Fluorescent Lamp and Germicidal Lamps

The sun is one important source of UV light, but much of its transmitted energy does not extend below the wavelength of 296 nm. For practical applications, UV energy must be generated electrically with special germicidal lamps. The low pressure UV radiating mercury lamp consists of a transparent tube with an electrode at each end. The tube may be of pure transparent vitreous silica for maximum transmission of UV radiation, or may be of a UV-transmitting glass. The filling is not mercury alone, but a mixture of mercury and an inert gas, usually argon, at a pressure of a few torr. The mercury is introduced as a single drop and almost all the mercury remains in liquid form during the operation of the lamp. The lamp pressure is just the vapour pressure of mercury at the operating temperature, which is in the region of 40°C.

The vapour pressure of mercury at this temperature is 7 x 10-3 torr, which is very conveniently the optimum for the most efficient production of resonance radiation. The inert gas is therefore at a much higher pressure than the mercury, but contributes almost nothing to the spectral output. Germicidal lamps operate electrically on the same principle as fluorescent lamps. UV light is emitted as a result of an electron flow through the ionized vapour between the electrodes of the lamps. The glass of the germicidal lamp is made of quartz which transmits UV light and the glass of a fluorescent lamp is made of soft glass which absorbs all of the UV light at a wavelength of 254 nm. The bulb of the fluorescent lamp is coated with a phosphor compound which converts UV to visible light. A germicidal lamp produces about 86% of its total radiant intensity at a wavelength of 254 nm and about 1% at other germicidal wavelengths.

Germicidal lamps with high quality quartz also produce UV light at a wavelength of 185 nm. This wavelength produces ozone which is corrosive to the UV equipment and the ends of the lamps. The UV lamps in Ironbrook Partners' equipment are carefully manufactured so that they do not produce ozone. Slimline Instant Start Lamp This is the lamp of choice for 100 percent of the large UV wastewater systems. It is an instant start lamp that produces 26.7 watts of UV-C from 75 watts of power at 0.18 watts of UV-C per centimeter of arc length. Its optimum operating surface temperature is 40°C. It is called instant start because a high voltage is applied to the cathodes to instantly strike an arc. According to the lamp manufacturers, these lamps have a rated average useful life of 13,000 hours at which time the UV-C output has dropped by 40 percent.

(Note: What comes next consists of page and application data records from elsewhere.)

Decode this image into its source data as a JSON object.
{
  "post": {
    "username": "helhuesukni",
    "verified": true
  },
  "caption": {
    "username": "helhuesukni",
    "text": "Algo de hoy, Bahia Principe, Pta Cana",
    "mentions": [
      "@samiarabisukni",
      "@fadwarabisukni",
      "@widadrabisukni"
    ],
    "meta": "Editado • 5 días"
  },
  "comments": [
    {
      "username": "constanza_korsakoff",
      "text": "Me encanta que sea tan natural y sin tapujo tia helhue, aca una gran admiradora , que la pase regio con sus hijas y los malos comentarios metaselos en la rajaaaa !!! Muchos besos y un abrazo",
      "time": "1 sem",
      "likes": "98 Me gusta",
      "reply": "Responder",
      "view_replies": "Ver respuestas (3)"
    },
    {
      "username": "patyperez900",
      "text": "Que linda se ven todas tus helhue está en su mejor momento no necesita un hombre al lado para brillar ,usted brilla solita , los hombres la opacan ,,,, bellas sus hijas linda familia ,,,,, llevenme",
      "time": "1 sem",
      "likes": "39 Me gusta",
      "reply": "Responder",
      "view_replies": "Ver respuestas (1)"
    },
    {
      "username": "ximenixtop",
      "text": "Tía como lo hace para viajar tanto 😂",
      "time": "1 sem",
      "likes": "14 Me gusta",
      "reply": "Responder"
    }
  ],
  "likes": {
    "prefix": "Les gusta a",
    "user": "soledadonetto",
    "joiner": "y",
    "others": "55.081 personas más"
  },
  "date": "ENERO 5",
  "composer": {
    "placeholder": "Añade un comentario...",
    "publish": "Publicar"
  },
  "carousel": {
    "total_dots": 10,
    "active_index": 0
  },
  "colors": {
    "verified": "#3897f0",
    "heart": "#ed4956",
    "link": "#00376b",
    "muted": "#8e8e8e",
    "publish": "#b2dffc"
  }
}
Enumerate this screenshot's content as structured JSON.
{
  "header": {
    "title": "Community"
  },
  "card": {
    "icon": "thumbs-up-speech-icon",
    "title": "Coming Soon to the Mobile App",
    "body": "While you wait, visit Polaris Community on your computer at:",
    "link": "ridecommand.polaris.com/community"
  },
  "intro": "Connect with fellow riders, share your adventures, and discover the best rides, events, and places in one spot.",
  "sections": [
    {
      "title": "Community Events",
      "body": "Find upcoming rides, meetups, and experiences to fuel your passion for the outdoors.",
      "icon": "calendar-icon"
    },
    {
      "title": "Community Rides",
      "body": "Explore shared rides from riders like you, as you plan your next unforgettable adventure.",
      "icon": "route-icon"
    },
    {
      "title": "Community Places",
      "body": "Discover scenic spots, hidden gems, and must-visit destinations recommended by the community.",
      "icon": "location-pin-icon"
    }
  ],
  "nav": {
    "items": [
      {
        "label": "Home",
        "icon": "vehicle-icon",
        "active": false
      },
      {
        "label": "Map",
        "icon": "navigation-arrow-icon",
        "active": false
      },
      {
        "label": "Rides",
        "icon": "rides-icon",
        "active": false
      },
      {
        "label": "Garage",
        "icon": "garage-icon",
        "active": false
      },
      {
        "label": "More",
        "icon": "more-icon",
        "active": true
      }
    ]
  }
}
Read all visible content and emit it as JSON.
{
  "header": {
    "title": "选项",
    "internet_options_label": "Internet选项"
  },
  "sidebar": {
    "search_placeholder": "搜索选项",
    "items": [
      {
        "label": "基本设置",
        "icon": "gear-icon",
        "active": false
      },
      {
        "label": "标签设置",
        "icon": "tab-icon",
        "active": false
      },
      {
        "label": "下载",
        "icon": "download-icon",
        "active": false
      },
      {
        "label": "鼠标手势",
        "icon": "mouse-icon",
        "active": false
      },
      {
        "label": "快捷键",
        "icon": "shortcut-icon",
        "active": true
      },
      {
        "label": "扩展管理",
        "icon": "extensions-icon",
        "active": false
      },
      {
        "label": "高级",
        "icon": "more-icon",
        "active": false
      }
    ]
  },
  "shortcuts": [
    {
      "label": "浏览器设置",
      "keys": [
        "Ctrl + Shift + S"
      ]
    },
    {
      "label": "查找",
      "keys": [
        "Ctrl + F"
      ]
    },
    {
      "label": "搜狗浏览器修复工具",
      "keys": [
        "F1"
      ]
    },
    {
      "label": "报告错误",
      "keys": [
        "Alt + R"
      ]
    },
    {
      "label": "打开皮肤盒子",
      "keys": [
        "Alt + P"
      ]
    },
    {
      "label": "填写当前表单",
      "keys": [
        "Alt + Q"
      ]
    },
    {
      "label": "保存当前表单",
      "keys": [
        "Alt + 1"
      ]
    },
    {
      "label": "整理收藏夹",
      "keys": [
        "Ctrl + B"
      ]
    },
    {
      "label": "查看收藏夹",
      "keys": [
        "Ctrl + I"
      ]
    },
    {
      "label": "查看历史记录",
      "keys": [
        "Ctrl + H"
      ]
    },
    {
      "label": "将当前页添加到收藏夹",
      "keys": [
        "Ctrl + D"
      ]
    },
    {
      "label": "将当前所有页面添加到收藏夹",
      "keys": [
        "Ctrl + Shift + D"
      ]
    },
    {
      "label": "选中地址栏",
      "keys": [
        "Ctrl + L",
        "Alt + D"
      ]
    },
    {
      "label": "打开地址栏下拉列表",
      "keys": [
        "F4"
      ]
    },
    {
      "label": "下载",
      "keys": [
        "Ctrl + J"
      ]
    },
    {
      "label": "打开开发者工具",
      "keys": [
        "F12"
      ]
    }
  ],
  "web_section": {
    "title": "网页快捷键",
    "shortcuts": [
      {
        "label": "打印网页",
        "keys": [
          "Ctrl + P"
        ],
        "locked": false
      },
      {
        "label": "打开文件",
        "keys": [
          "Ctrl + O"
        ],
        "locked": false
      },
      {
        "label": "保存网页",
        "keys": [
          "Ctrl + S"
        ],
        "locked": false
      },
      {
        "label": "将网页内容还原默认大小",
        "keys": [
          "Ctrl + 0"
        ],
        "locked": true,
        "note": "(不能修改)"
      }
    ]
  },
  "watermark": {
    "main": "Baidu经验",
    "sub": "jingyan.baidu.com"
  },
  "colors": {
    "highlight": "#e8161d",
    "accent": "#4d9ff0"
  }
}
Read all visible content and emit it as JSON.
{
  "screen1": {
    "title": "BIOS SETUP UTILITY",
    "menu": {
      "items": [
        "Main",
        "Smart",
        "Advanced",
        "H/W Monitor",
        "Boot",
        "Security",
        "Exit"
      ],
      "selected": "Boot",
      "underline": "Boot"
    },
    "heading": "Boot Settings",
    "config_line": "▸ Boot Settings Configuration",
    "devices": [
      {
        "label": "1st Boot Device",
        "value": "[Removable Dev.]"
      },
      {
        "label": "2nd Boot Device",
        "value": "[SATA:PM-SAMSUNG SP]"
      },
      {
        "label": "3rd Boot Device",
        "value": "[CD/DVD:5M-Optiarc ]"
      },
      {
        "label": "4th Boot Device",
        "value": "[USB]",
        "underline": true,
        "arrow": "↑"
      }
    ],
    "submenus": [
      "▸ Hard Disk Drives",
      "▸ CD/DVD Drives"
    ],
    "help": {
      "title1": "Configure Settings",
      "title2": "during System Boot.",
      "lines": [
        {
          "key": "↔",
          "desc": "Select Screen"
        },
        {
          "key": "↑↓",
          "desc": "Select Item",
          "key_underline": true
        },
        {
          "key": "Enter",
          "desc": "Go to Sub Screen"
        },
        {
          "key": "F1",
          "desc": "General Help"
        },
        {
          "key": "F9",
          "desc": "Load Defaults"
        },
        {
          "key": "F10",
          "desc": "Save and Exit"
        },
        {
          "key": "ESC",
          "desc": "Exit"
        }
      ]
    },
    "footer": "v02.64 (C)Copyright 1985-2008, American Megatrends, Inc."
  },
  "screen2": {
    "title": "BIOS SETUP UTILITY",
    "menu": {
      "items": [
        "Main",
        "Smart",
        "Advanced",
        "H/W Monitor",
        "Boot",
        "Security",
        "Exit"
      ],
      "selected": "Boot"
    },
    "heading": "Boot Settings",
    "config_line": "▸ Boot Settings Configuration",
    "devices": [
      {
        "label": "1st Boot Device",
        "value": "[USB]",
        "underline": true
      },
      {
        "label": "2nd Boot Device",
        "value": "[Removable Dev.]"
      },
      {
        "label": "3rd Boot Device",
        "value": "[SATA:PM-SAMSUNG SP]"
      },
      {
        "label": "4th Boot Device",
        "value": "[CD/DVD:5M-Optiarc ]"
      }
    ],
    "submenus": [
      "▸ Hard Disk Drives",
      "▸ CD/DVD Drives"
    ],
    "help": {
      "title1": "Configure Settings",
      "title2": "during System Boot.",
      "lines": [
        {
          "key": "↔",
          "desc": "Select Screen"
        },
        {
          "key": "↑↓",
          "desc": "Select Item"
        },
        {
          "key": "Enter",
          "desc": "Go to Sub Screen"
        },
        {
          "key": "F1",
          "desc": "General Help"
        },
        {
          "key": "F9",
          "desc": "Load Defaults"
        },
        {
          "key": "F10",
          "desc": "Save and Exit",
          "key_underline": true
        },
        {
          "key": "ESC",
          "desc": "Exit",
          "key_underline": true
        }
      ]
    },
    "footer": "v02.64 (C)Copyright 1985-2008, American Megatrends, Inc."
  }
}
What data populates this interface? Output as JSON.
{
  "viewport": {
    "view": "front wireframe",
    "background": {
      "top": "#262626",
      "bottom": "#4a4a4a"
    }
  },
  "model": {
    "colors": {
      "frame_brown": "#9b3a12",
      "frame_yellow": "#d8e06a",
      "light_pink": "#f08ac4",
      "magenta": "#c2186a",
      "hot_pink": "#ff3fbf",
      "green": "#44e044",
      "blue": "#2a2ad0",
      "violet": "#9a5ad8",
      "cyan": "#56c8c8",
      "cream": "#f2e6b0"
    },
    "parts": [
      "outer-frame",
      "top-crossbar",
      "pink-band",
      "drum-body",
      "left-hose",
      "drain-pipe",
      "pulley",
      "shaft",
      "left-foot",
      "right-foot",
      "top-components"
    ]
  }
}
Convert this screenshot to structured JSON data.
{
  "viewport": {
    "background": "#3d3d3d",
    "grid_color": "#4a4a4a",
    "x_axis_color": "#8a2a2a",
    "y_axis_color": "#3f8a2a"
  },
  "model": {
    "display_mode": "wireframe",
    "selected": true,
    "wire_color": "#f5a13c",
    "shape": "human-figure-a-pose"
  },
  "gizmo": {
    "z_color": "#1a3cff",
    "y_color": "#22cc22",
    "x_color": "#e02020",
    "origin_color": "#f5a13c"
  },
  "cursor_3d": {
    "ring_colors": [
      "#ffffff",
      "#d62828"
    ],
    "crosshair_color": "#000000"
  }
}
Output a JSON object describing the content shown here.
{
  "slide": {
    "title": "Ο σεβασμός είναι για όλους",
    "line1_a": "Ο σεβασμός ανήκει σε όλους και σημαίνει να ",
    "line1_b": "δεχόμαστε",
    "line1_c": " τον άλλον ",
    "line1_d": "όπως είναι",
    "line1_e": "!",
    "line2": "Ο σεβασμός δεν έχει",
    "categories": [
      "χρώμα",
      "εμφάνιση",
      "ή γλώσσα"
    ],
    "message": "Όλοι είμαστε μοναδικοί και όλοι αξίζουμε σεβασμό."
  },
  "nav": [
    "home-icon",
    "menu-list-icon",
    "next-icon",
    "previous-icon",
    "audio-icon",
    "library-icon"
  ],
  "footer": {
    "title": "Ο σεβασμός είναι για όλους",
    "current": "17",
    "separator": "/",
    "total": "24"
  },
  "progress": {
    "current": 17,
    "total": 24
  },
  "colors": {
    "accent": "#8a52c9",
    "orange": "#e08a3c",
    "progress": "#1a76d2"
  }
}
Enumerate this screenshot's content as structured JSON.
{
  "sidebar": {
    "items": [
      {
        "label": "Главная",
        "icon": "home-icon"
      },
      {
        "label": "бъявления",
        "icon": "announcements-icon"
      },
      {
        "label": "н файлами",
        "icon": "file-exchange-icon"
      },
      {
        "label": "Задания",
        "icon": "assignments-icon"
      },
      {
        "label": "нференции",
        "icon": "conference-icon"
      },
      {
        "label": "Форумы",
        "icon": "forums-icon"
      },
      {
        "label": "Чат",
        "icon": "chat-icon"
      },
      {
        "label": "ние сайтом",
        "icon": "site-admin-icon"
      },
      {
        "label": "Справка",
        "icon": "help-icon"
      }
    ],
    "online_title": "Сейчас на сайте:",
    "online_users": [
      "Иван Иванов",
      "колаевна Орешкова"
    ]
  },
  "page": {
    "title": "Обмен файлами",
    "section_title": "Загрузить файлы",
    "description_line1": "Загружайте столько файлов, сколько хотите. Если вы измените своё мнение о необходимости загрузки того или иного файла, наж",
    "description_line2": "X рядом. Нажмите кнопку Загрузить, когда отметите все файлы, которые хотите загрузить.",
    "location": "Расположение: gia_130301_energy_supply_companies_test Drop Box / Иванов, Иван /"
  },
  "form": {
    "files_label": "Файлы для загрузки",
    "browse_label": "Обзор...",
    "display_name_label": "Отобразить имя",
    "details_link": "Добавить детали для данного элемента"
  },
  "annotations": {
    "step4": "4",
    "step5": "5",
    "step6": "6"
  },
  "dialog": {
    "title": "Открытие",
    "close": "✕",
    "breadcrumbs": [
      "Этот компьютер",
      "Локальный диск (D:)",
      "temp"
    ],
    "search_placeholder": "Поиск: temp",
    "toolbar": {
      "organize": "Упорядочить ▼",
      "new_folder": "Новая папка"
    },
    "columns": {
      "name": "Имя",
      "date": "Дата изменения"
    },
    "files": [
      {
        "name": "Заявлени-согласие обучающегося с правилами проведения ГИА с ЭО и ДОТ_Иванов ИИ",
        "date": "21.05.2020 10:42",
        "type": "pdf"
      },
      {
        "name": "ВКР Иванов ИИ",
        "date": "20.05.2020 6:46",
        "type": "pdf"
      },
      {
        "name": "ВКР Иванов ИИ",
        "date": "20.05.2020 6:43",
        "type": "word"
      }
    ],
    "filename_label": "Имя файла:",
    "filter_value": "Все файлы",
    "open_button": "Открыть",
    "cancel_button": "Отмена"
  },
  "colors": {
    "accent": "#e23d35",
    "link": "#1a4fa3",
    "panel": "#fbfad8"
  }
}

Experience with full scale UV systems at wastewater treatment plants has confirmed this and shown that the lamps can be reliable for as long as 40 months on some application.


The major parameters which must be taken into consideration when a UV disinfection system is being designed for wastewater are as follows: (The customer or the consultant must provide this information to the UV system manufacturer since each UV system is designed on an individual basis. Ironbrook Partners uses this information for the proper sizing and design of UV Disinfection Systems.)

  • UV Transmission or Absorbance of the Wastewater
  • Suspended Solids in the Wastewater
  • Flow Rate and Hydraulics of the UV System
  • Level Control for the UV System
  • Iron Content of the Wastewater
  • Hardness of the Wastewater
  • Sources of the Wastewater
  • Required Disinfection Performance
  • UV Lamp Life
  • UV System Configuration and Redundancy